Don't forget that by '79 Aust. spec. hatches were some 40kg heavier than '77 models though I think this was mostly due to addition of heavy door side-intrusion bars in '78(?), more body firewall insulation & general structural reinforcing rather than any signifigant change in engine weight, with sedans some 32kg heavier again. I know rear strut package was bulkier in general than pre-79 models to offset springs in relation to struts & for bulkier noise isolating rubber mountings. No idea how spring rates varied as the Accord evolved.

I once did a rear strut by keeping the spring compressed by the weight of the car & undoing the ctr bolt before jacking up rear of car & removing, but spring compressors probably a better idea & unavoidable if struts are out -still something to be wary of-see 2ndGenGuy's shock-absorber/spring change thread in the 2nd gen area.

05-30-2007, 11:26 PM
Most of the E engines from that era didn't have interchangeable heads. I'll have to look it up in my book, but they kept revising the head-bolt patterns to try to avoid the blown headgasket problems. Of course, maybe you guys will have better luck, not having the CVCC motors.

I had a head rebuilt from an 83 EL1, thinking it was an 81 EL1. Year to year, the EK and EL were supposed to have swappable heads, but as I found out, the EK1 and EL1 both changed OH SO SLIGHTLY. What I suggest before having any headwork done, or spending any money, is get a head gasket for each year and compare them. Compare very very closely!!

See this thread to see the slight differences between 81 and 82-83. Even engines with the same codes but different years had incompatible parts!


05-31-2007, 03:51 AM
Um I think I just made a discovery.
I compared part numbers from my EL Prelude 1602 parts book to those on one of the US online parts books for the EK, year for year...& the part numbers matched.
EK & EL did share the same blocks.
I'd always assumed it might have required a taller block but I guess not. So if you buy the appropriate crank, rods & maybe pistons you could turn an EL into an EK capacity wise !?

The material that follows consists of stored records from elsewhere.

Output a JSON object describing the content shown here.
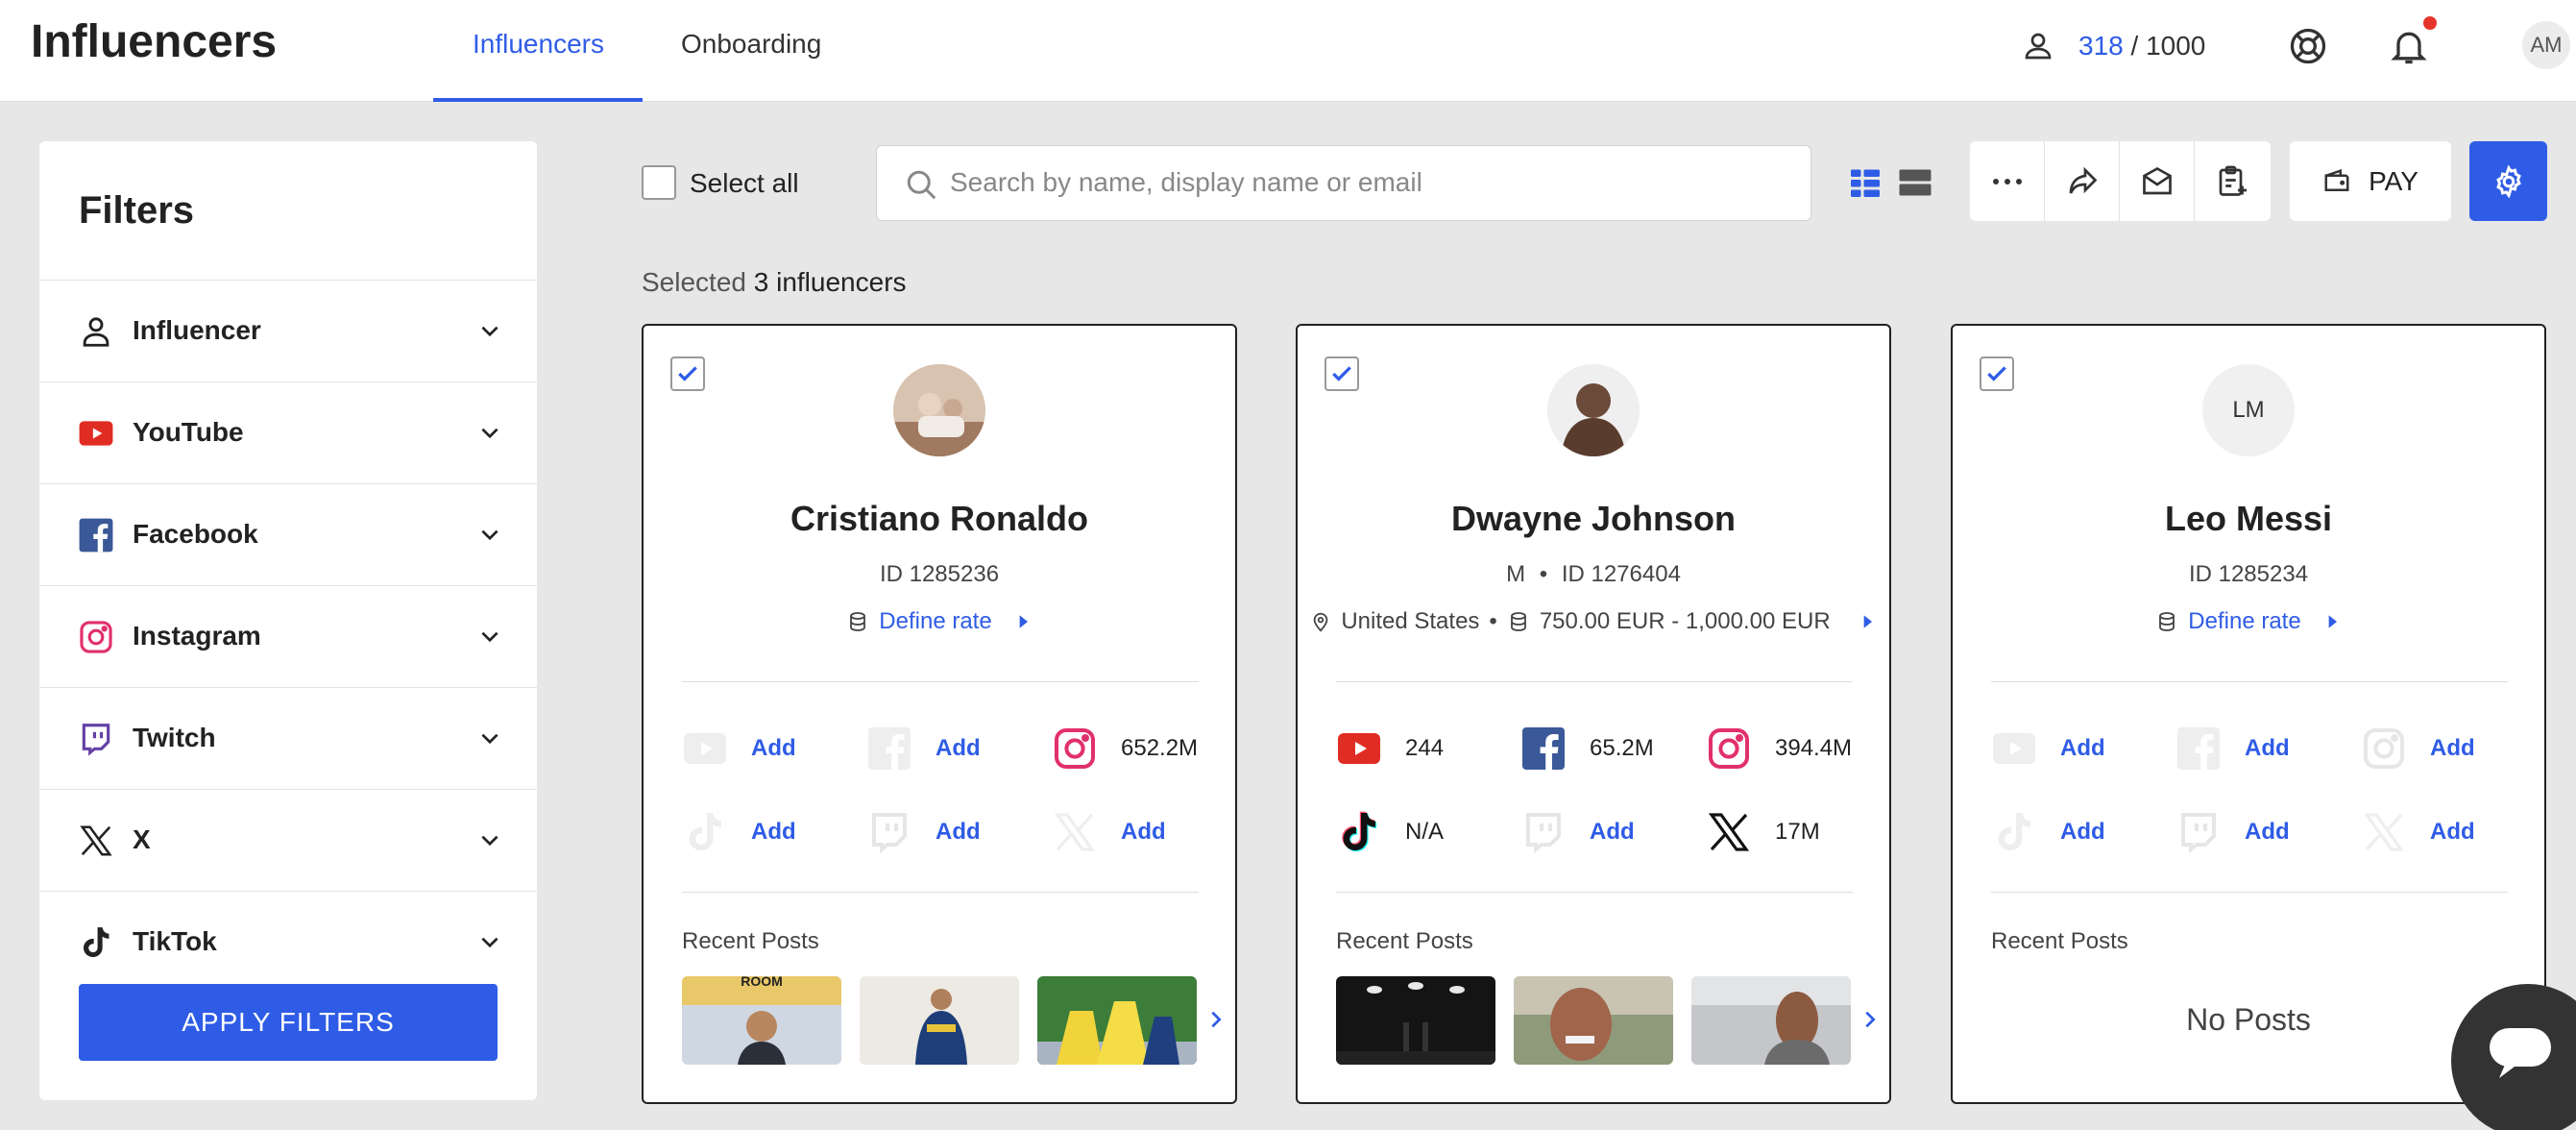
{
  "header": {
    "title": "Influencers",
    "tabs": [
      {
        "label": "Influencers",
        "active": true
      },
      {
        "label": "Onboarding",
        "active": false
      }
    ],
    "counter": {
      "current": "318",
      "separator": " / ",
      "total": "1000"
    },
    "avatar_initials": "AM",
    "accent_color": "#2f5ce6"
  },
  "filters": {
    "title": "Filters",
    "items": [
      {
        "label": "Influencer",
        "icon": "user-icon"
      },
      {
        "label": "YouTube",
        "icon": "youtube-icon"
      },
      {
        "label": "Facebook",
        "icon": "facebook-icon"
      },
      {
        "label": "Instagram",
        "icon": "instagram-icon"
      },
      {
        "label": "Twitch",
        "icon": "twitch-icon"
      },
      {
        "label": "X",
        "icon": "x-icon"
      },
      {
        "label": "TikTok",
        "icon": "tiktok-icon"
      }
    ],
    "apply_label": "APPLY FILTERS"
  },
  "toolbar": {
    "select_all_label": "Select all",
    "search_placeholder": "Search by name, display name or email",
    "pay_label": "PAY"
  },
  "selection": {
    "prefix": "Selected ",
    "count": "3",
    "suffix": " influencers"
  },
  "cards": [
    {
      "name": "Cristiano Ronaldo",
      "id_line": "ID 1285236",
      "rate_label": "Define rate",
      "socials": [
        {
          "network": "youtube",
          "value": "Add",
          "linked": false
        },
        {
          "network": "facebook",
          "value": "Add",
          "linked": false
        },
        {
          "network": "instagram",
          "value": "652.2M",
          "linked": true
        },
        {
          "network": "tiktok",
          "value": "Add",
          "linked": false
        },
        {
          "network": "twitch",
          "value": "Add",
          "linked": false
        },
        {
          "network": "x",
          "value": "Add",
          "linked": false
        }
      ],
      "recent_posts_label": "Recent Posts"
    },
    {
      "name": "Dwayne Johnson",
      "gender": "M",
      "id_line": "ID 1276404",
      "location": "United States",
      "rate_range": "750.00 EUR - 1,000.00 EUR",
      "socials": [
        {
          "network": "youtube",
          "value": "244",
          "linked": true
        },
        {
          "network": "facebook",
          "value": "65.2M",
          "linked": true
        },
        {
          "network": "instagram",
          "value": "394.4M",
          "linked": true
        },
        {
          "network": "tiktok",
          "value": "N/A",
          "linked": true
        },
        {
          "network": "twitch",
          "value": "Add",
          "linked": false
        },
        {
          "network": "x",
          "value": "17M",
          "linked": true
        }
      ],
      "recent_posts_label": "Recent Posts"
    },
    {
      "name": "Leo Messi",
      "initials": "LM",
      "id_line": "ID 1285234",
      "rate_label": "Define rate",
      "socials": [
        {
          "network": "youtube",
          "value": "Add",
          "linked": false
        },
        {
          "network": "facebook",
          "value": "Add",
          "linked": false
        },
        {
          "network": "instagram",
          "value": "Add",
          "linked": false
        },
        {
          "network": "tiktok",
          "value": "Add",
          "linked": false
        },
        {
          "network": "twitch",
          "value": "Add",
          "linked": false
        },
        {
          "network": "x",
          "value": "Add",
          "linked": false
        }
      ],
      "recent_posts_label": "Recent Posts",
      "no_posts_label": "No Posts"
    }
  ]
}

Though trying to compare '77-8 EF/G 1599 cranks to '79 EK 1751 crank part numbers didn't match so the idea of using the 77-8 parts in an EL block to raise capacity is inconclusive.

05-31-2007, 08:00 AM
this fills me with nationalistic pride nonetheless!

you should jump on those extractors, i definitely have my '77 intake and exhaust headers on the '81 head and nothing has caught fire yet.

05-31-2007, 08:09 AM
Woah, who has headers for an 81? Interested in selling? :D

05-31-2007, 01:59 PM
They are long gone now. Almost wish I'd taken some pictures of the car in the wreakers even if it was rough & tacky.

White 77-8 hatch.
Fullsize fabric sunroof.
Japanese 79-81 sedan bonnet with the ugly raised tip @ the front & plastic NACA duct cut into it.
Aftermarket sports seats.
Badly hammered out & body filler flares.
& the extractors inc. manifold for a sidedraft carb if I remember right.